To do:
When a line of the entries contains "Создание", please list that line.

Data excerpts:
########
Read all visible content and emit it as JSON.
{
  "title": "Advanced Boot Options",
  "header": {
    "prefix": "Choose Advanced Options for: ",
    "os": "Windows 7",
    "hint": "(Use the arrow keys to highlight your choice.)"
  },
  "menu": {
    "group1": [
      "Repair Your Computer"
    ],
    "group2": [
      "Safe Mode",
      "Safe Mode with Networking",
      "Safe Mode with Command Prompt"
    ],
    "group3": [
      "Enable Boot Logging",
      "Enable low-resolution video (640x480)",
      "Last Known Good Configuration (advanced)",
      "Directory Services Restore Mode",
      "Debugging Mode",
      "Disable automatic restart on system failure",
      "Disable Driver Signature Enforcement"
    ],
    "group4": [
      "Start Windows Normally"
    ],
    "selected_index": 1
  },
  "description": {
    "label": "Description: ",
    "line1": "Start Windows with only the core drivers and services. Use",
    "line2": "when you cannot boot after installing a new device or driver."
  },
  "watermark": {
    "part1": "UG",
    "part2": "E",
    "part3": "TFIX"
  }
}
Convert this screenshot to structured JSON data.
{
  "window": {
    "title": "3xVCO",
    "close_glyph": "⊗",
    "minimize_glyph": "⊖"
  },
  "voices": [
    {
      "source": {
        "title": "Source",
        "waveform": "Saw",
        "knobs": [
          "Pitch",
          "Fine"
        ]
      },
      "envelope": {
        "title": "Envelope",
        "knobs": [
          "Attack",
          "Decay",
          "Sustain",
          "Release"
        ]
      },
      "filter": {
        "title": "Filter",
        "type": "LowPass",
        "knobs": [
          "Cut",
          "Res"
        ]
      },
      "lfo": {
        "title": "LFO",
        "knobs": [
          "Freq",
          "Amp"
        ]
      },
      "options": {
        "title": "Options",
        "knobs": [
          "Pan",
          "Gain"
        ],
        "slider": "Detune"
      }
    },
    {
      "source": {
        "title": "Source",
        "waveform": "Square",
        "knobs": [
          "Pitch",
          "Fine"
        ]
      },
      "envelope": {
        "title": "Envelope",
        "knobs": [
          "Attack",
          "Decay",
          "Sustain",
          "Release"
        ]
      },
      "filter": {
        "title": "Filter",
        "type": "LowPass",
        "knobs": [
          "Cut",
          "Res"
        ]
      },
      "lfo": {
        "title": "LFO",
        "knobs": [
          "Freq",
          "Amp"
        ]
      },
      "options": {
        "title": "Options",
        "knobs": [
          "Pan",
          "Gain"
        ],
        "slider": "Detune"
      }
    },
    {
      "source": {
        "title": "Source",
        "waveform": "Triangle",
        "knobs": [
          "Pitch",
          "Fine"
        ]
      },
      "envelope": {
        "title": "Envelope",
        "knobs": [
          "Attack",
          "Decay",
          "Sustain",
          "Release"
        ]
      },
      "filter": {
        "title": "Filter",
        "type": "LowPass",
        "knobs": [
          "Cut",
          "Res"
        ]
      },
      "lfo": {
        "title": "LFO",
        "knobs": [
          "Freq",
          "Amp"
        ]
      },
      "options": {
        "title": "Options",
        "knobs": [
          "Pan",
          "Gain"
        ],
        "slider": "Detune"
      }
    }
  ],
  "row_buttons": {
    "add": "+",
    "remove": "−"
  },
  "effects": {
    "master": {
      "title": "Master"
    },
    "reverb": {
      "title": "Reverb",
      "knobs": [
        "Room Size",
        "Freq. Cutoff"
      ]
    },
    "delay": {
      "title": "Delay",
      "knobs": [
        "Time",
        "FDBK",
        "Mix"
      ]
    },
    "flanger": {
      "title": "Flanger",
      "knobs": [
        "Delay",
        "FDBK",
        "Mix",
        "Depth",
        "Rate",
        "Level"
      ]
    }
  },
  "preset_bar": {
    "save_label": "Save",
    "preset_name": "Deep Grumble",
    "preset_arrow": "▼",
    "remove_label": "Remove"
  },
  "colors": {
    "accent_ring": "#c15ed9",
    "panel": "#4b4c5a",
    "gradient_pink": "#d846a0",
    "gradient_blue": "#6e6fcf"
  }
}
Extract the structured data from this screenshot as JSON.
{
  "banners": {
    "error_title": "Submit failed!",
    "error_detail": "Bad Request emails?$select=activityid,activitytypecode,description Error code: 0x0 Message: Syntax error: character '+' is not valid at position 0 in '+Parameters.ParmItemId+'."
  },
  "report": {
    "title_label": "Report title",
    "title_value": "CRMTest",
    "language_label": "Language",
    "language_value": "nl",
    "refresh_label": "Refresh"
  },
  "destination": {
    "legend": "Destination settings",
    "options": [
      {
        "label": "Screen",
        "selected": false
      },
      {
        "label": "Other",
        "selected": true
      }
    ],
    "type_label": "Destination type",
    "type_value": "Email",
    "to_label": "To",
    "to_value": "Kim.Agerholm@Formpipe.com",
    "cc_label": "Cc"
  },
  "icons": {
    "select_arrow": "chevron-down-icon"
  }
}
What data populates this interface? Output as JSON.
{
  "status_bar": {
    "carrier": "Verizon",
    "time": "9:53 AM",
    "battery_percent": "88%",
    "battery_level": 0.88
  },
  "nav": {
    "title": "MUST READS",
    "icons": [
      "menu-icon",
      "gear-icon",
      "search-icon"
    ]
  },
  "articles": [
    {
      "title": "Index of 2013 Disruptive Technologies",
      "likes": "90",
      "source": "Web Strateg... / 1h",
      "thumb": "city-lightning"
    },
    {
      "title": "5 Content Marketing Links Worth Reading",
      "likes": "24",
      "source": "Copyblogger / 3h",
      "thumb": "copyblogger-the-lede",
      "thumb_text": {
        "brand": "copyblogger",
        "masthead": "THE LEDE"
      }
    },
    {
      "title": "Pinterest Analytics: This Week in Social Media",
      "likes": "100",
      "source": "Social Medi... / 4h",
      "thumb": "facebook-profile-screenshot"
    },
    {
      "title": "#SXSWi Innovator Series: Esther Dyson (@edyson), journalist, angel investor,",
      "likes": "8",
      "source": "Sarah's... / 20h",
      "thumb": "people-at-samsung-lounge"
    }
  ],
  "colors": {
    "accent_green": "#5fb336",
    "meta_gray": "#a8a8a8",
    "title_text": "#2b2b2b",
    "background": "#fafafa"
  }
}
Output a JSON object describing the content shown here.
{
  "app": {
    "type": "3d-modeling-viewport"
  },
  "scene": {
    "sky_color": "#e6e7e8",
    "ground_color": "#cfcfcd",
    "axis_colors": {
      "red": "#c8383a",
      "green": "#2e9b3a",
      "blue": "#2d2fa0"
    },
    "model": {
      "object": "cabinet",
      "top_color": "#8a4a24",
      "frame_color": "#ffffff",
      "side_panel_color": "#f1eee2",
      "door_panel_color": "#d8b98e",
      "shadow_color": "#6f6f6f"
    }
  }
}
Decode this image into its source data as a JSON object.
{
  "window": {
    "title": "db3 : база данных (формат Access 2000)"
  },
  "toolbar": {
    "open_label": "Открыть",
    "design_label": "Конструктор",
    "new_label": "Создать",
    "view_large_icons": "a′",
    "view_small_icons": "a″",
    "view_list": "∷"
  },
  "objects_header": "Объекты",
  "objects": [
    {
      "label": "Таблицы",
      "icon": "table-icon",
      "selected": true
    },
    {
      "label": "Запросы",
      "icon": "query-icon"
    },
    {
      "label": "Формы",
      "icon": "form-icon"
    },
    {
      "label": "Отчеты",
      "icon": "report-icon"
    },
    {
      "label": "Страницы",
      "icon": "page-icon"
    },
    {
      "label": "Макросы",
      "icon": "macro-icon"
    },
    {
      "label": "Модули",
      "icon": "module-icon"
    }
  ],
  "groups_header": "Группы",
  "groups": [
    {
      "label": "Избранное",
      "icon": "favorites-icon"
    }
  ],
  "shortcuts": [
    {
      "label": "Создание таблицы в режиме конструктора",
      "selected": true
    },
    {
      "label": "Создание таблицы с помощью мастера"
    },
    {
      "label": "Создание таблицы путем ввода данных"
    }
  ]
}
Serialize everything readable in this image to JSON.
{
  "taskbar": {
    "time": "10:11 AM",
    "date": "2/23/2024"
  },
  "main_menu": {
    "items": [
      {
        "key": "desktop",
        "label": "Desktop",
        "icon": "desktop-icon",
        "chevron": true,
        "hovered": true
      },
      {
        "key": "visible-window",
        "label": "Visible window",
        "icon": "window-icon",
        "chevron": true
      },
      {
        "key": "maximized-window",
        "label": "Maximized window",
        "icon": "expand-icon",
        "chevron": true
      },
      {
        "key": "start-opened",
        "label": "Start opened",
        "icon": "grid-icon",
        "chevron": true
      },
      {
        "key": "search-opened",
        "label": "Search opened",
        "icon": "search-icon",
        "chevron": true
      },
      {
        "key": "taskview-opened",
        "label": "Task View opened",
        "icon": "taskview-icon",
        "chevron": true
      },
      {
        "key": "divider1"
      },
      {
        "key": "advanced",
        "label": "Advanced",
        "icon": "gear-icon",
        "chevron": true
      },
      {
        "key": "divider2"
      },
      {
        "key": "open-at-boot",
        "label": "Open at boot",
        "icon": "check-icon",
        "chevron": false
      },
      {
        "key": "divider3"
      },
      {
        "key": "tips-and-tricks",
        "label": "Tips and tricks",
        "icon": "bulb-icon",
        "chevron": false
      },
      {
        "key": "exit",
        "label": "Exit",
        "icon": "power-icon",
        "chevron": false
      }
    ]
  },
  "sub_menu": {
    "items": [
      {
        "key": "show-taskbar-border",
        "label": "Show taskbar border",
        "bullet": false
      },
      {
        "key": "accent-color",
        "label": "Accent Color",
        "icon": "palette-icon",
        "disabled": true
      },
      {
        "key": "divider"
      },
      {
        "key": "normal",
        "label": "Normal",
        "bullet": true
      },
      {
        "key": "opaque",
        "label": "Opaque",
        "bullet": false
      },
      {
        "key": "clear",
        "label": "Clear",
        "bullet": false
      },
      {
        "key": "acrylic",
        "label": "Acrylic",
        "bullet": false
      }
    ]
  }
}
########
Task response:
      "label": "Создание таблицы в режиме конструктора",
      "label": "Создание таблицы с помощью мастера"
      "label": "Создание таблицы путем ввода данных"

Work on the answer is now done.